Exercise brief: The records below are to be duplicated exactly as they appear.

Data to use:
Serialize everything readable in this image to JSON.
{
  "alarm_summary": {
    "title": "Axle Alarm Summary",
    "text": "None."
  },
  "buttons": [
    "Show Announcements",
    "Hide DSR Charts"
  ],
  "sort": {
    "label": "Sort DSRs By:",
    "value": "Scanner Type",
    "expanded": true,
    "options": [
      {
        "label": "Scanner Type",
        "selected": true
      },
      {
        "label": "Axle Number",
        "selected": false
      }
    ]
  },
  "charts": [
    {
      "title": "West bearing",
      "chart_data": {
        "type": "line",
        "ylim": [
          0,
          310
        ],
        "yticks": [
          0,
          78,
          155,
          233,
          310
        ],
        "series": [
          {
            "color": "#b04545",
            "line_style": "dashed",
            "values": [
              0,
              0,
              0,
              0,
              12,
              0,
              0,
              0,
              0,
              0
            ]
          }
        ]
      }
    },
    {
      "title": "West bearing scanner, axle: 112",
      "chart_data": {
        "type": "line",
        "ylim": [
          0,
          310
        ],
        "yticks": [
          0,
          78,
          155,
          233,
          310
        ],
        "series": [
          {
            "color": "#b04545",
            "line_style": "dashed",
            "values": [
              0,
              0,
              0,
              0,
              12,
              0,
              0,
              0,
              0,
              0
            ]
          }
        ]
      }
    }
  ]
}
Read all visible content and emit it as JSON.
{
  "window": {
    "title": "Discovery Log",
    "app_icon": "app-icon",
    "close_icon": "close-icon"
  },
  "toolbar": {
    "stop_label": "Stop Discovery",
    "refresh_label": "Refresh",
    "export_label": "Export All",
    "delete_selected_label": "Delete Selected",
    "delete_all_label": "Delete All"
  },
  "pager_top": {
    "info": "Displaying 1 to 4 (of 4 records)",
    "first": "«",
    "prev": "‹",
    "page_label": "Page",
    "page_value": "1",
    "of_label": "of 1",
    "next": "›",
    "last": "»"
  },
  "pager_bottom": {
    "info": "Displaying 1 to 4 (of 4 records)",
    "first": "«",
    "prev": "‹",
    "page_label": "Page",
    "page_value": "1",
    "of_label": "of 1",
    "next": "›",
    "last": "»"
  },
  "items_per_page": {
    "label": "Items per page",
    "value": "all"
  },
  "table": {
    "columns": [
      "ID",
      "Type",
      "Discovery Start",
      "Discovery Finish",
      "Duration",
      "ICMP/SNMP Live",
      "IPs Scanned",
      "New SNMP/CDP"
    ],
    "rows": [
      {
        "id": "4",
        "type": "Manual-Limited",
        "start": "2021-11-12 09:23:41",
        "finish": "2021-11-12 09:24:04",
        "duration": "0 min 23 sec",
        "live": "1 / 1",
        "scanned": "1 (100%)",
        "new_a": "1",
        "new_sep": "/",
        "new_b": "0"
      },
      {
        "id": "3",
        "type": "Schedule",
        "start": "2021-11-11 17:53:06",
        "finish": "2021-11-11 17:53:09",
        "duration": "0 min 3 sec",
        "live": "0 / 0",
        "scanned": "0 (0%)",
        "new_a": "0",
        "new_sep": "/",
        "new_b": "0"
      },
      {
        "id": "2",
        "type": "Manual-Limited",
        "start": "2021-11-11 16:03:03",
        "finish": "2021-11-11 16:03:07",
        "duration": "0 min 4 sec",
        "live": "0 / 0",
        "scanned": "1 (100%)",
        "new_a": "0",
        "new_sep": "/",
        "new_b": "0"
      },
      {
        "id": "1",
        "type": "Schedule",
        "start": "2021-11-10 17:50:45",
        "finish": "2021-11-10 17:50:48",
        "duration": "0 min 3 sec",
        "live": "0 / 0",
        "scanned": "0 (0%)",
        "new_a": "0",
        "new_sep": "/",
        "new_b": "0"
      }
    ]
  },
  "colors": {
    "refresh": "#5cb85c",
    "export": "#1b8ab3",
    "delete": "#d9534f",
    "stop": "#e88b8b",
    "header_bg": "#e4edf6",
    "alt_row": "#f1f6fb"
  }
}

Solution to the exercise:
Serialize everything readable in this image to JSON.
{
  "alarm_summary": {
    "title": "Axle Alarm Summary",
    "text": "None."
  },
  "buttons": [
    "Show Announcements",
    "Hide DSR Charts"
  ],
  "sort": {
    "label": "Sort DSRs By:",
    "value": "Scanner Type",
    "expanded": true,
    "options": [
      {
        "label": "Scanner Type",
        "selected": true
      },
      {
        "label": "Axle Number",
        "selected": false
      }
    ]
  },
  "charts": [
    {
      "title": "West bearing",
      "chart_data": {
        "type": "line",
        "ylim": [
          0,
          310
        ],
        "yticks": [
          0,
          78,
          155,
          233,
          310
        ],
        "series": [
          {
            "color": "#b04545",
            "line_style": "dashed",
            "values": [
              0,
              0,
              0,
              0,
              12,
              0,
              0,
              0,
              0,
              0
            ]
          }
        ]
      }
    },
    {
      "title": "West bearing scanner, axle: 112",
      "chart_data": {
        "type": "line",
        "ylim": [
          0,
          310
        ],
        "yticks": [
          0,
          78,
          155,
          233,
          310
        ],
        "series": [
          {
            "color": "#b04545",
            "line_style": "dashed",
            "values": [
              0,
              0,
              0,
              0,
              12,
              0,
              0,
              0,
              0,
              0
            ]
          }
        ]
      }
    }
  ]
}
Read all visible content and emit it as JSON.
{
  "window": {
    "title": "Discovery Log",
    "app_icon": "app-icon",
    "close_icon": "close-icon"
  },
  "toolbar": {
    "stop_label": "Stop Discovery",
    "refresh_label": "Refresh",
    "export_label": "Export All",
    "delete_selected_label": "Delete Selected",
    "delete_all_label": "Delete All"
  },
  "pager_top": {
    "info": "Displaying 1 to 4 (of 4 records)",
    "first": "«",
    "prev": "‹",
    "page_label": "Page",
    "page_value": "1",
    "of_label": "of 1",
    "next": "›",
    "last": "»"
  },
  "pager_bottom": {
    "info": "Displaying 1 to 4 (of 4 records)",
    "first": "«",
    "prev": "‹",
    "page_label": "Page",
    "page_value": "1",
    "of_label": "of 1",
    "next": "›",
    "last": "»"
  },
  "items_per_page": {
    "label": "Items per page",
    "value": "all"
  },
  "table": {
    "columns": [
      "ID",
      "Type",
      "Discovery Start",
      "Discovery Finish",
      "Duration",
      "ICMP/SNMP Live",
      "IPs Scanned",
      "New SNMP/CDP"
    ],
    "rows": [
      {
        "id": "4",
        "type": "Manual-Limited",
        "start": "2021-11-12 09:23:41",
        "finish": "2021-11-12 09:24:04",
        "duration": "0 min 23 sec",
        "live": "1 / 1",
        "scanned": "1 (100%)",
        "new_a": "1",
        "new_sep": "/",
        "new_b": "0"
      },
      {
        "id": "3",
        "type": "Schedule",
        "start": "2021-11-11 17:53:06",
        "finish": "2021-11-11 17:53:09",
        "duration": "0 min 3 sec",
        "live": "0 / 0",
        "scanned": "0 (0%)",
        "new_a": "0",
        "new_sep": "/",
        "new_b": "0"
      },
      {
        "id": "2",
        "type": "Manual-Limited",
        "start": "2021-11-11 16:03:03",
        "finish": "2021-11-11 16:03:07",
        "duration": "0 min 4 sec",
        "live": "0 / 0",
        "scanned": "1 (100%)",
        "new_a": "0",
        "new_sep": "/",
        "new_b": "0"
      },
      {
        "id": "1",
        "type": "Schedule",
        "start": "2021-11-10 17:50:45",
        "finish": "2021-11-10 17:50:48",
        "duration": "0 min 3 sec",
        "live": "0 / 0",
        "scanned": "0 (0%)",
        "new_a": "0",
        "new_sep": "/",
        "new_b": "0"
      }
    ]
  },
  "colors": {
    "refresh": "#5cb85c",
    "export": "#1b8ab3",
    "delete": "#d9534f",
    "stop": "#e88b8b",
    "header_bg": "#e4edf6",
    "alt_row": "#f1f6fb"
  }
}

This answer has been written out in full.